-- Activity --
Pictures stay out. Everything else in the entries is copied exactly.

-- Input data --
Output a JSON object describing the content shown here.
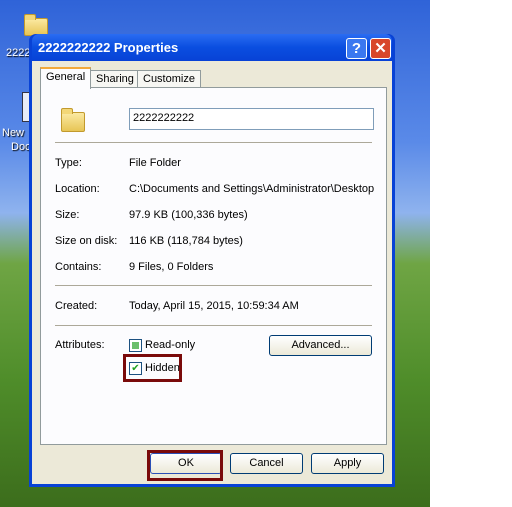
{
  "desktop": {
    "icons": [
      {
        "label": "2222"
      },
      {
        "label": "New",
        "label2": "Doc"
      }
    ]
  },
  "dialog": {
    "title": "2222222222 Properties",
    "tabs": [
      {
        "label": "General",
        "active": true
      },
      {
        "label": "Sharing"
      },
      {
        "label": "Customize"
      }
    ],
    "name_value": "2222222222",
    "properties": [
      {
        "label": "Type:",
        "value": "File Folder"
      },
      {
        "label": "Location:",
        "value": "C:\\Documents and Settings\\Administrator\\Desktop"
      },
      {
        "label": "Size:",
        "value": "97.9 KB (100,336 bytes)"
      },
      {
        "label": "Size on disk:",
        "value": "116 KB (118,784 bytes)"
      },
      {
        "label": "Contains:",
        "value": "9 Files, 0 Folders"
      },
      {
        "label": "Created:",
        "value": "Today, April 15, 2015, 10:59:34 AM"
      }
    ],
    "attributes_label": "Attributes:",
    "readonly": {
      "label": "Read-only",
      "state": "indeterminate"
    },
    "hidden": {
      "label": "Hidden",
      "checked": true
    },
    "advanced_label": "Advanced...",
    "ok_label": "OK",
    "cancel_label": "Cancel",
    "apply_label": "Apply",
    "help_glyph": "?",
    "close_glyph": "✕",
    "check_glyph": "✔"
  },
  "colors": {
    "highlight": "#7a0a0a",
    "titlebar": "#0842d6"
  }
}
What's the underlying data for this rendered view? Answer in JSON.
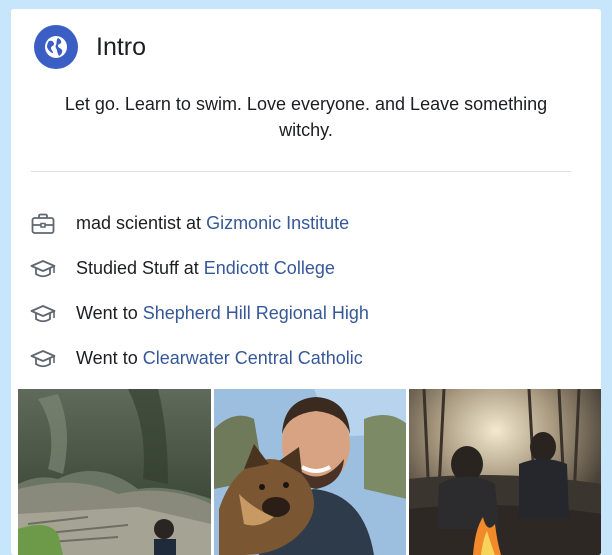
{
  "intro": {
    "title": "Intro",
    "header_icon": "globe-icon",
    "bio": "Let go. Learn to swim. Love everyone. and Leave something witchy."
  },
  "details": [
    {
      "icon": "briefcase-icon",
      "prefix": "mad scientist at",
      "link": "Gizmonic Institute"
    },
    {
      "icon": "graduation-cap-icon",
      "prefix": "Studied Stuff at",
      "link": "Endicott College"
    },
    {
      "icon": "graduation-cap-icon",
      "prefix": "Went to",
      "link": "Shepherd Hill Regional High"
    },
    {
      "icon": "graduation-cap-icon",
      "prefix": "Went to",
      "link": "Clearwater Central Catholic"
    }
  ],
  "colors": {
    "background": "#c8e6fb",
    "card": "#ffffff",
    "link": "#365899",
    "badge": "#3b5ec5"
  }
}
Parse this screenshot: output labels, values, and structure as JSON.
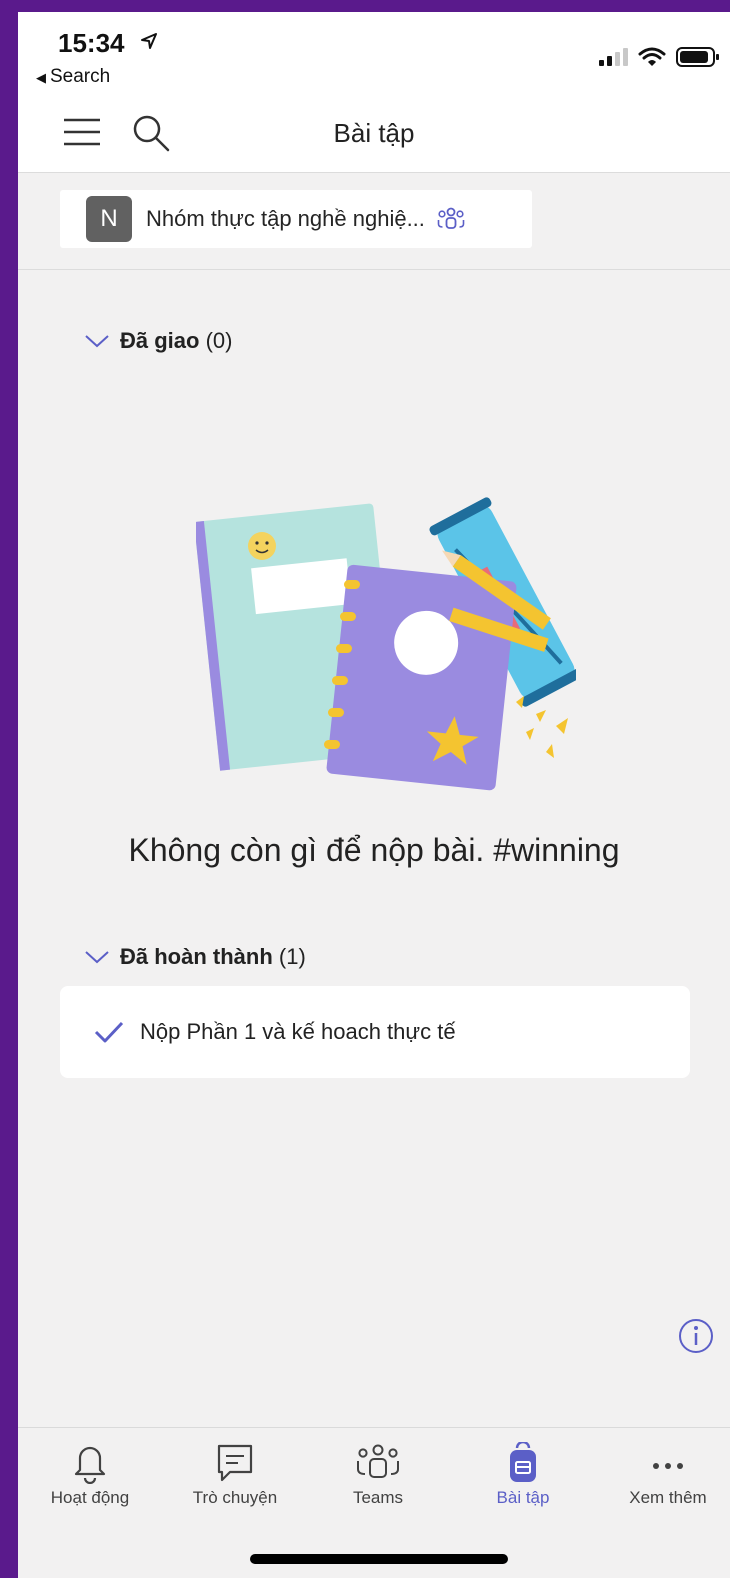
{
  "status_bar": {
    "time": "15:34",
    "back_label": "Search"
  },
  "header": {
    "title": "Bài tập"
  },
  "team": {
    "avatar_letter": "N",
    "name": "Nhóm thực tập nghề nghiệ..."
  },
  "sections": {
    "assigned": {
      "title": "Đã giao",
      "count": "(0)"
    },
    "empty_message": "Không còn gì để nộp bài. #winning",
    "completed": {
      "title": "Đã hoàn thành",
      "count": "(1)"
    }
  },
  "completed_items": [
    {
      "title": "Nộp Phần 1 và kế hoach thực tế"
    }
  ],
  "nav": {
    "items": [
      {
        "label": "Hoạt động",
        "icon": "bell-icon"
      },
      {
        "label": "Trò chuyện",
        "icon": "chat-icon"
      },
      {
        "label": "Teams",
        "icon": "teams-icon"
      },
      {
        "label": "Bài tập",
        "icon": "backpack-icon",
        "active": true
      },
      {
        "label": "Xem thêm",
        "icon": "more-icon"
      }
    ]
  },
  "colors": {
    "accent": "#5b5fc7",
    "frame": "#5a1a8c",
    "background": "#f2f1f1"
  }
}
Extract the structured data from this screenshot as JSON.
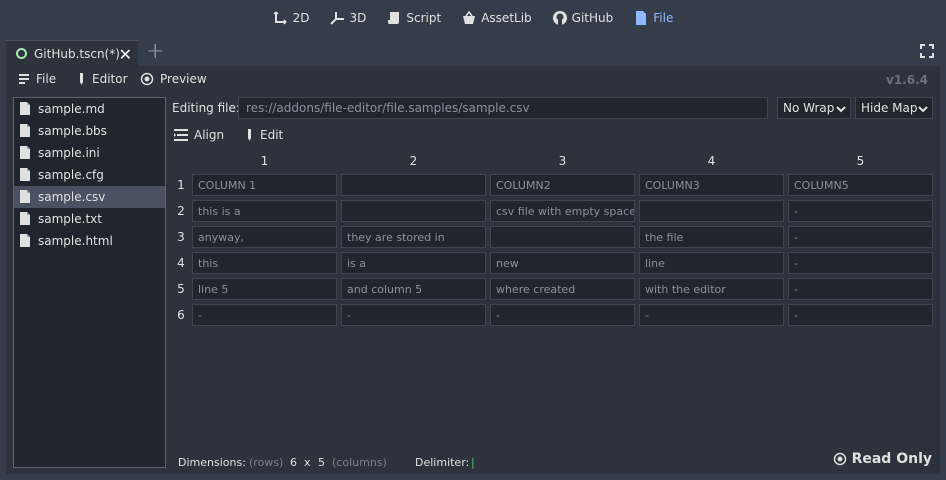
{
  "main_screen": [
    {
      "label": "2D",
      "icon": "2d-icon",
      "active": false
    },
    {
      "label": "3D",
      "icon": "3d-icon",
      "active": false
    },
    {
      "label": "Script",
      "icon": "script-icon",
      "active": false
    },
    {
      "label": "AssetLib",
      "icon": "assetlib-icon",
      "active": false
    },
    {
      "label": "GitHub",
      "icon": "github-icon",
      "active": false
    },
    {
      "label": "File",
      "icon": "file-icon",
      "active": true
    }
  ],
  "scene_tab": {
    "label": "GitHub.tscn(*)"
  },
  "toolbar": {
    "file_label": "File",
    "editor_label": "Editor",
    "preview_label": "Preview",
    "version": "v1.6.4"
  },
  "files": [
    {
      "name": "sample.md",
      "selected": false
    },
    {
      "name": "sample.bbs",
      "selected": false
    },
    {
      "name": "sample.ini",
      "selected": false
    },
    {
      "name": "sample.cfg",
      "selected": false
    },
    {
      "name": "sample.csv",
      "selected": true
    },
    {
      "name": "sample.txt",
      "selected": false
    },
    {
      "name": "sample.html",
      "selected": false
    }
  ],
  "editing": {
    "label": "Editing file:",
    "path": "res://addons/file-editor/file.samples/sample.csv",
    "wrap": "No Wrap",
    "map": "Hide Map"
  },
  "sub_toolbar": {
    "align_label": "Align",
    "edit_label": "Edit"
  },
  "table": {
    "columns": [
      "1",
      "2",
      "3",
      "4",
      "5"
    ],
    "rows": [
      {
        "num": "1",
        "cells": [
          "COLUMN 1",
          "",
          "COLUMN2",
          "COLUMN3",
          "COLUMN5"
        ]
      },
      {
        "num": "2",
        "cells": [
          "this is a",
          "",
          "csv file with empty space",
          "",
          "-"
        ]
      },
      {
        "num": "3",
        "cells": [
          "anyway,",
          "they are stored in",
          "",
          "the file",
          "-"
        ]
      },
      {
        "num": "4",
        "cells": [
          "this",
          "is a",
          "new",
          "line",
          "-"
        ]
      },
      {
        "num": "5",
        "cells": [
          "line 5",
          "and column 5",
          "where created",
          "with the editor",
          "-"
        ]
      },
      {
        "num": "6",
        "cells": [
          "-",
          "-",
          "-",
          "-",
          "-"
        ]
      }
    ]
  },
  "footer": {
    "dimensions_label": "Dimensions:",
    "rows_label": "(rows)",
    "rows": "6",
    "x": "x",
    "cols": "5",
    "cols_label": "(columns)",
    "delimiter_label": "Delimiter:",
    "delimiter_value": "|",
    "read_only": "Read Only"
  },
  "colors": {
    "accent": "#8eb8ff",
    "background": "#363d4a",
    "panel": "#2d323c",
    "field": "#21262e",
    "delimiter": "#4cc870"
  }
}
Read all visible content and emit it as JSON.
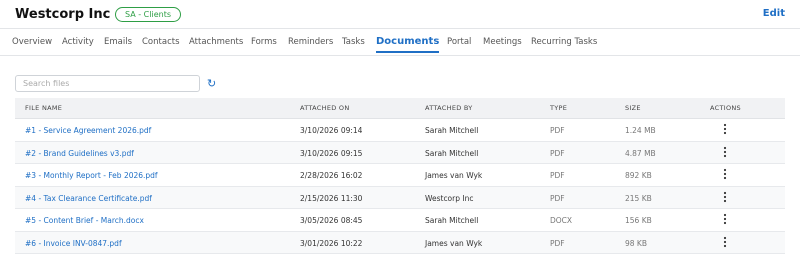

-- Exercise solution --
Output a JSON object describing the content shown here.
{
  "desktop": {
    "icons": [
      {
        "label": "2222"
      },
      {
        "label": "New",
        "label2": "Doc"
      }
    ]
  },
  "dialog": {
    "title": "2222222222 Properties",
    "tabs": [
      {
        "label": "General",
        "active": true
      },
      {
        "label": "Sharing"
      },
      {
        "label": "Customize"
      }
    ],
    "name_value": "2222222222",
    "properties": [
      {
        "label": "Type:",
        "value": "File Folder"
      },
      {
        "label": "Location:",
        "value": "C:\\Documents and Settings\\Administrator\\Desktop"
      },
      {
        "label": "Size:",
        "value": "97.9 KB (100,336 bytes)"
      },
      {
        "label": "Size on disk:",
        "value": "116 KB (118,784 bytes)"
      },
      {
        "label": "Contains:",
        "value": "9 Files, 0 Folders"
      },
      {
        "label": "Created:",
        "value": "Today, April 15, 2015, 10:59:34 AM"
      }
    ],
    "attributes_label": "Attributes:",
    "readonly": {
      "label": "Read-only",
      "state": "indeterminate"
    },
    "hidden": {
      "label": "Hidden",
      "checked": true
    },
    "advanced_label": "Advanced...",
    "ok_label": "OK",
    "cancel_label": "Cancel",
    "apply_label": "Apply",
    "help_glyph": "?",
    "close_glyph": "✕",
    "check_glyph": "✔"
  },
  "colors": {
    "highlight": "#7a0a0a",
    "titlebar": "#0842d6"
  }
}
What's the underlying data for this rendered view? Answer in JSON.
{
  "intro": {
    "title": "Intro",
    "header_icon": "globe-icon",
    "bio": "Let go. Learn to swim. Love everyone. and Leave something witchy."
  },
  "details": [
    {
      "icon": "briefcase-icon",
      "prefix": "mad scientist at",
      "link": "Gizmonic Institute"
    },
    {
      "icon": "graduation-cap-icon",
      "prefix": "Studied Stuff at",
      "link": "Endicott College"
    },
    {
      "icon": "graduation-cap-icon",
      "prefix": "Went to",
      "link": "Shepherd Hill Regional High"
    },
    {
      "icon": "graduation-cap-icon",
      "prefix": "Went to",
      "link": "Clearwater Central Catholic"
    }
  ],
  "colors": {
    "background": "#c8e6fb",
    "card": "#ffffff",
    "link": "#365899",
    "badge": "#3b5ec5"
  }
}
Parse this screenshot: output labels, values, and structure as JSON.
{
  "status_bar": {
    "time": "15:34",
    "back_label": "Search"
  },
  "header": {
    "title": "Bài tập"
  },
  "team": {
    "avatar_letter": "N",
    "name": "Nhóm thực tập nghề nghiệ..."
  },
  "sections": {
    "assigned": {
      "title": "Đã giao",
      "count": "(0)"
    },
    "empty_message": "Không còn gì để nộp bài. #winning",
    "completed": {
      "title": "Đã hoàn thành",
      "count": "(1)"
    }
  },
  "completed_items": [
    {
      "title": "Nộp Phần 1 và kế hoach thực tế"
    }
  ],
  "nav": {
    "items": [
      {
        "label": "Hoạt động",
        "icon": "bell-icon"
      },
      {
        "label": "Trò chuyện",
        "icon": "chat-icon"
      },
      {
        "label": "Teams",
        "icon": "teams-icon"
      },
      {
        "label": "Bài tập",
        "icon": "backpack-icon",
        "active": true
      },
      {
        "label": "Xem thêm",
        "icon": "more-icon"
      }
    ]
  },
  "colors": {
    "accent": "#5b5fc7",
    "frame": "#5a1a8c",
    "background": "#f2f1f1"
  }
}
Extract the structured data from this screenshot as JSON.
{
  "main_screen": [
    {
      "label": "2D",
      "icon": "2d-icon",
      "active": false
    },
    {
      "label": "3D",
      "icon": "3d-icon",
      "active": false
    },
    {
      "label": "Script",
      "icon": "script-icon",
      "active": false
    },
    {
      "label": "AssetLib",
      "icon": "assetlib-icon",
      "active": false
    },
    {
      "label": "GitHub",
      "icon": "github-icon",
      "active": false
    },
    {
      "label": "File",
      "icon": "file-icon",
      "active": true
    }
  ],
  "scene_tab": {
    "label": "GitHub.tscn(*)"
  },
  "toolbar": {
    "file_label": "File",
    "editor_label": "Editor",
    "preview_label": "Preview",
    "version": "v1.6.4"
  },
  "files": [
    {
      "name": "sample.md",
      "selected": false
    },
    {
      "name": "sample.bbs",
      "selected": false
    },
    {
      "name": "sample.ini",
      "selected": false
    },
    {
      "name": "sample.cfg",
      "selected": false
    },
    {
      "name": "sample.csv",
      "selected": true
    },
    {
      "name": "sample.txt",
      "selected": false
    },
    {
      "name": "sample.html",
      "selected": false
    }
  ],
  "editing": {
    "label": "Editing file:",
    "path": "res://addons/file-editor/file.samples/sample.csv",
    "wrap": "No Wrap",
    "map": "Hide Map"
  },
  "sub_toolbar": {
    "align_label": "Align",
    "edit_label": "Edit"
  },
  "table": {
    "columns": [
      "1",
      "2",
      "3",
      "4",
      "5"
    ],
    "rows": [
      {
        "num": "1",
        "cells": [
          "COLUMN 1",
          "",
          "COLUMN2",
          "COLUMN3",
          "COLUMN5"
        ]
      },
      {
        "num": "2",
        "cells": [
          "this is a",
          "",
          "csv file with empty space",
          "",
          "-"
        ]
      },
      {
        "num": "3",
        "cells": [
          "anyway,",
          "they are stored in",
          "",
          "the file",
          "-"
        ]
      },
      {
        "num": "4",
        "cells": [
          "this",
          "is a",
          "new",
          "line",
          "-"
        ]
      },
      {
        "num": "5",
        "cells": [
          "line 5",
          "and column 5",
          "where created",
          "with the editor",
          "-"
        ]
      },
      {
        "num": "6",
        "cells": [
          "-",
          "-",
          "-",
          "-",
          "-"
        ]
      }
    ]
  },
  "footer": {
    "dimensions_label": "Dimensions:",
    "rows_label": "(rows)",
    "rows": "6",
    "x": "x",
    "cols": "5",
    "cols_label": "(columns)",
    "delimiter_label": "Delimiter:",
    "delimiter_value": "|",
    "read_only": "Read Only"
  },
  "colors": {
    "accent": "#8eb8ff",
    "background": "#363d4a",
    "panel": "#2d323c",
    "field": "#21262e",
    "delimiter": "#4cc870"
  }
}
Read all visible content and emit it as JSON.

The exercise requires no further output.